I have to work on my CV to get a job in a hospital next year. I think I already mentioned this process before. But basically I have to put together a CV for the people that match medical students to hospitals in their first year post graduation. It helps that I’m pretty much guaranteed a job and all that, but wanting to be put in a hospital of your preference, apparently requires a pristine application tailored to that hospital’s needs.
And that scares me a little bit.
Okay not entirely because I haven’t quite decided on my preferred hospital yet. But the rest is true.
One major problem? I stink at selling myself.
The first part of any CV is the personal statement. Thus far, I have written “I am a..” before I had a panic attack and decided to do it later.
I hate this idea. What am I supposed to say? I am an extremely talented, determined student destined to be a fantastic doctor?
Oh God I can barely type that on here. It’s just not believable.
And that may seem dumb. Because come on just get over it and write something overly cheesy and talk yourself up! That’s how you win jobs.
And I completely understand that. But I just can’t seem to do it. I don’t have a lot to say about myself. I mean yeah I’m not bad. But that I don’t think that’s exactly what they’re looking for.
The other major problem is the part of the CV called awards and achievements. Oh God. I’m drawing a huge blank.
It’s ironic how a document that is supposed to talk you up and be full of your strengths can make you want to kill yourself.
I have next to no achievements. I am surrounded by people who have won awards in med school, have several notable achievements in school and current achievements in academia. Ie Research.
My last legitimate award was 10th grade French. Where I was top of the year. Not exactly something that says “hire me! I’m going to be an amazing doctor!”
I have my research paper I published though. Just the one. I bet compared to some of the others in my class, that’s pretty average.
I just don’t like this exercise. And I suppose that’s another reminder of my underlying immaturity and reluctance to fit into being an adult.
Because now I’m filled with all this regret. Why didn’t I do more research papers in med school? Why wasn’t I more proactive in studying and attempting to win awards? Why didn’t I realise early enough and prepare accordingly?
And those are not fun questions to ask oneself.
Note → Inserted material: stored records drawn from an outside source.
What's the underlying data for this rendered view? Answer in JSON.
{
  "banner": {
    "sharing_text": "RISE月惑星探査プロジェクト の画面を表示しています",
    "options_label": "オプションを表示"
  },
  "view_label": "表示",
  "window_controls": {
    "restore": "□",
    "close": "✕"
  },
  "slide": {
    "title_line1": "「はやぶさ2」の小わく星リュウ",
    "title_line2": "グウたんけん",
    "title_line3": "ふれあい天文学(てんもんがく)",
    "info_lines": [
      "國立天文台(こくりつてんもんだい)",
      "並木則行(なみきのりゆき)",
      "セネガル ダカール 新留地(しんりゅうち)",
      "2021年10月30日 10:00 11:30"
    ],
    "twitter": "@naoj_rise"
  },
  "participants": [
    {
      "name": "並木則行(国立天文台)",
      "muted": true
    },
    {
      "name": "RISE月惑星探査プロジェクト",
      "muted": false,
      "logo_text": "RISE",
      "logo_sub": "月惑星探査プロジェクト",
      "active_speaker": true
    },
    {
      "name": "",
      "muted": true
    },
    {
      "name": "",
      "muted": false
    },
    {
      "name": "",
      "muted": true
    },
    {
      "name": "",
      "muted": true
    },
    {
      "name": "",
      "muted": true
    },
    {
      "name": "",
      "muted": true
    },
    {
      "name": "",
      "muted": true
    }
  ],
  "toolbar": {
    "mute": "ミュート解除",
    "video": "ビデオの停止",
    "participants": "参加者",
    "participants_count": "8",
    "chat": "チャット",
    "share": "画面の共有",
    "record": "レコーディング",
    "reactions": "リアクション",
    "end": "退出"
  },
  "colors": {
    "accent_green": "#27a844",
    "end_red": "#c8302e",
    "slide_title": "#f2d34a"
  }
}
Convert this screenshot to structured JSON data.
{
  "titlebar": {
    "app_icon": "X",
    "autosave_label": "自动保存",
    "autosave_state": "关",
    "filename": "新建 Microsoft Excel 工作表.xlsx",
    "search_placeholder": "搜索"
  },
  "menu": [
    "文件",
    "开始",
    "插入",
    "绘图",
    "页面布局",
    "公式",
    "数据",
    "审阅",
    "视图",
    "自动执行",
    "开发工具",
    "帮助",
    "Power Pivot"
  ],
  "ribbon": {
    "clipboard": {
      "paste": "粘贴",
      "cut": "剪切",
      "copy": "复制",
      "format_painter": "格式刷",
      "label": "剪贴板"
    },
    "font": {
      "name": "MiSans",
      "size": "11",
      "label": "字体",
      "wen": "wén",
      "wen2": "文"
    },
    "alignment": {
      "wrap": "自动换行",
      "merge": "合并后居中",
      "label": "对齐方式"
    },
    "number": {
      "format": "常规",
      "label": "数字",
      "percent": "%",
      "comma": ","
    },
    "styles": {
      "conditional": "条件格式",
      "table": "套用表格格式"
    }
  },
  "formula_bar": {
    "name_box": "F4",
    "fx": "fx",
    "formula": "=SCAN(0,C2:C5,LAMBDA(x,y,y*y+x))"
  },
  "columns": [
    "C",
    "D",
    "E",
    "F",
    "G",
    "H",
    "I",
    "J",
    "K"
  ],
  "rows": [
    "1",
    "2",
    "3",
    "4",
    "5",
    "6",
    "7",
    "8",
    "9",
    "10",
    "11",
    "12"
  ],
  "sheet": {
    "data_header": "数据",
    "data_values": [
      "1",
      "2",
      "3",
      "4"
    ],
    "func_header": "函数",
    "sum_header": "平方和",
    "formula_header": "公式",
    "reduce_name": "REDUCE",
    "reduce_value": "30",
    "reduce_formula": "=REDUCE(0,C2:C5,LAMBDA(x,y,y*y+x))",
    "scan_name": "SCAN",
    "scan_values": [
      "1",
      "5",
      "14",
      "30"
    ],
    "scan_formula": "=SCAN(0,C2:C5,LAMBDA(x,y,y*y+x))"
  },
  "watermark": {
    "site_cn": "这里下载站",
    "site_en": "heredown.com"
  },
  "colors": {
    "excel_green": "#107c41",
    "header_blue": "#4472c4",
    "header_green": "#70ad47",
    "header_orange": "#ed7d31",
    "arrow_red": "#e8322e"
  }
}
It makes you feel like you haven’t achieved enough compared to others.
But there’s nothing I can do about it now. I mean I regret not doing more things, but if I think about it, when I’m 60+ and have finished caring about my career and have muddled through being a doctor etc., what I’m really going to regret is not giving myself a break from things. Regretting not enjoying my summer holidays and doing research instead. Or staying home to study 20 hours a day instead of being around friends etc. When in fact, I’ll still have the chance to do all those things as part of my career. Doing them early wasn’t really going to put me ahead by much.
Well. This is what I’m telling myself as I work through my panic attack at writing a personal statement. I hope it’s true. I hope I don’t end up jobless and far behind everyone else who had 3 awards and 5 papers already.
Errr.. If only I could ramble on like this on my personal statement.